On the house aspect of the house - it's...More
I thought this place cost a few Euros, but it was free. You need a one Euro coin to leave your knapsack in the lockers, and you cannot take any photos with a flash. The first floor was a little disappointing, too modern and some...More
An interesting small museum located almost behind the Naval Museum on Calle Montalbán with a fine collection of furniture, ceramics, glass, tapestries and reconstructed period rooms. The highlight for us was the Cochina Valenciana, a tiled Valencian kitchen, on the fourth floor, worth visiting for...More
This museum is under the Madrid Five Museum Pass. It is worth every cent you pay if you like decorative arts. It costs 12 euros & is valid for 10 days & you can access each of the 5 museums multiple times to your heart's...More
My wife and I went to see the Manolo Blahnik Exhibition and enjoyed the exhibition very much. There were 212 different shoes that were shown in the exhibition and all of them were like little works of art and were very original in design.
Very small museum of decorative arts; furniture, tapestries, metal work and glass. The glass on display, on the top floor, is possibly the best part of the museum. Otherwise there are recreation of interior rooms and displays of furniture. The large cribs look impressive too....More
This is a small, 3-4 floor museum and located in an exclusive area of Madrid. The rugs, ceramics, porcelain, and furniture were quite splendid. Some pieces of church mobilaria. The wealthy had confessional boxes in their homes. The kitchen ceramics and the stove hood were...More
This museum is very small but is in an attractive old building and does have some very attractive pieces in it. While we were there it had a big collection of metal jewellery contained in large glass ballooons (see photo).
The area around the elegant Paseo del Prado boulevard is much-visited by both locals and tourists. The world-famous Prado, the Reina Sofia, and the Thyssen-Bornemisza museums form a triangle of art and culture that spans this grand and beautiful avenue. On weekdays, the Prado Museum opens its doors for free after-work hours, drawing a diverse and excited queue of art lovers that wraps around the block. Palacio de
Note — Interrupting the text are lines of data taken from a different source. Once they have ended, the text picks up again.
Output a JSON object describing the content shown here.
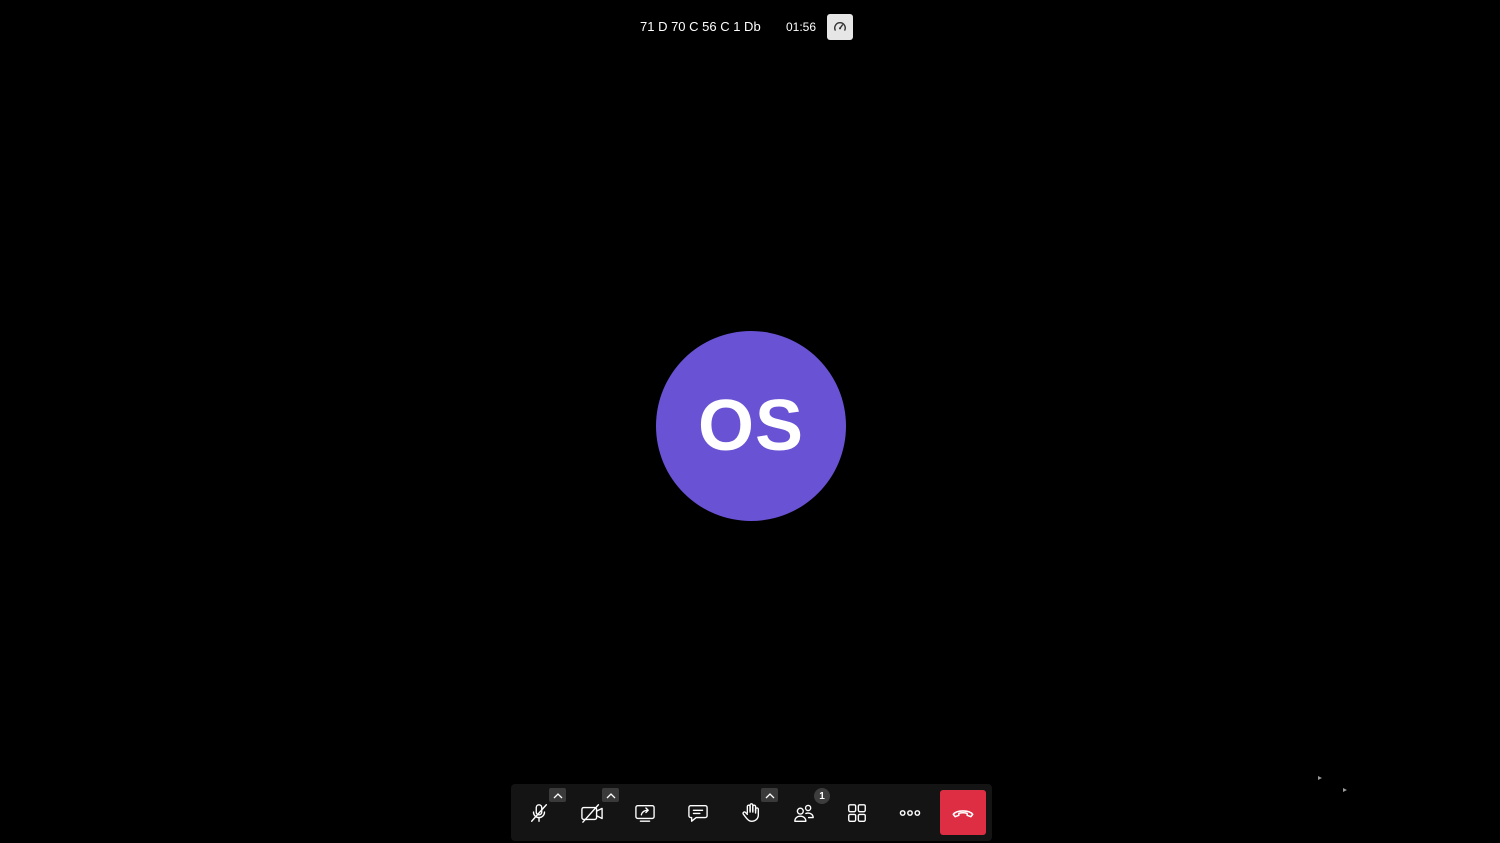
{
  "header": {
    "room_name": "71 D 70 C 56 C 1 Db",
    "timer": "01:56",
    "performance_icon": "speedometer-icon"
  },
  "participant": {
    "initials": "OS",
    "avatar_color": "#6a52d4"
  },
  "toolbar": {
    "buttons": [
      {
        "name": "microphone",
        "icon": "microphone-muted-icon",
        "has_caret": true
      },
      {
        "name": "camera",
        "icon": "camera-off-icon",
        "has_caret": true
      },
      {
        "name": "screen-share",
        "icon": "share-screen-icon",
        "has_caret": false
      },
      {
        "name": "chat",
        "icon": "chat-icon",
        "has_caret": false
      },
      {
        "name": "raise-hand",
        "icon": "hand-icon",
        "has_caret": true
      },
      {
        "name": "participants",
        "icon": "participants-icon",
        "has_caret": false
      },
      {
        "name": "tile-view",
        "icon": "grid-icon",
        "has_caret": false
      },
      {
        "name": "more",
        "icon": "more-icon",
        "has_caret": false
      },
      {
        "name": "hangup",
        "icon": "hangup-icon",
        "has_caret": false
      }
    ],
    "participant_count": "1",
    "hangup_color": "#dd2e44",
    "background_color": "#141414"
  }
}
Cibeles and Círculo de Bellas Artes cultural centers are other artsy hangouts to check out, with rooftop bars that provide impressive views of the city. While the Paseo del Prado and its roundabouts form a busy throughway in Madrid, a broad green pedestrian park in the middle is a calm and gorgeous place for a relaxing stroll. Just east of the museums, the Retiro Park is always a confluence of activity as families and friends of all ages take to the pretty paths and lawns to stretch their legs or to have a picnic.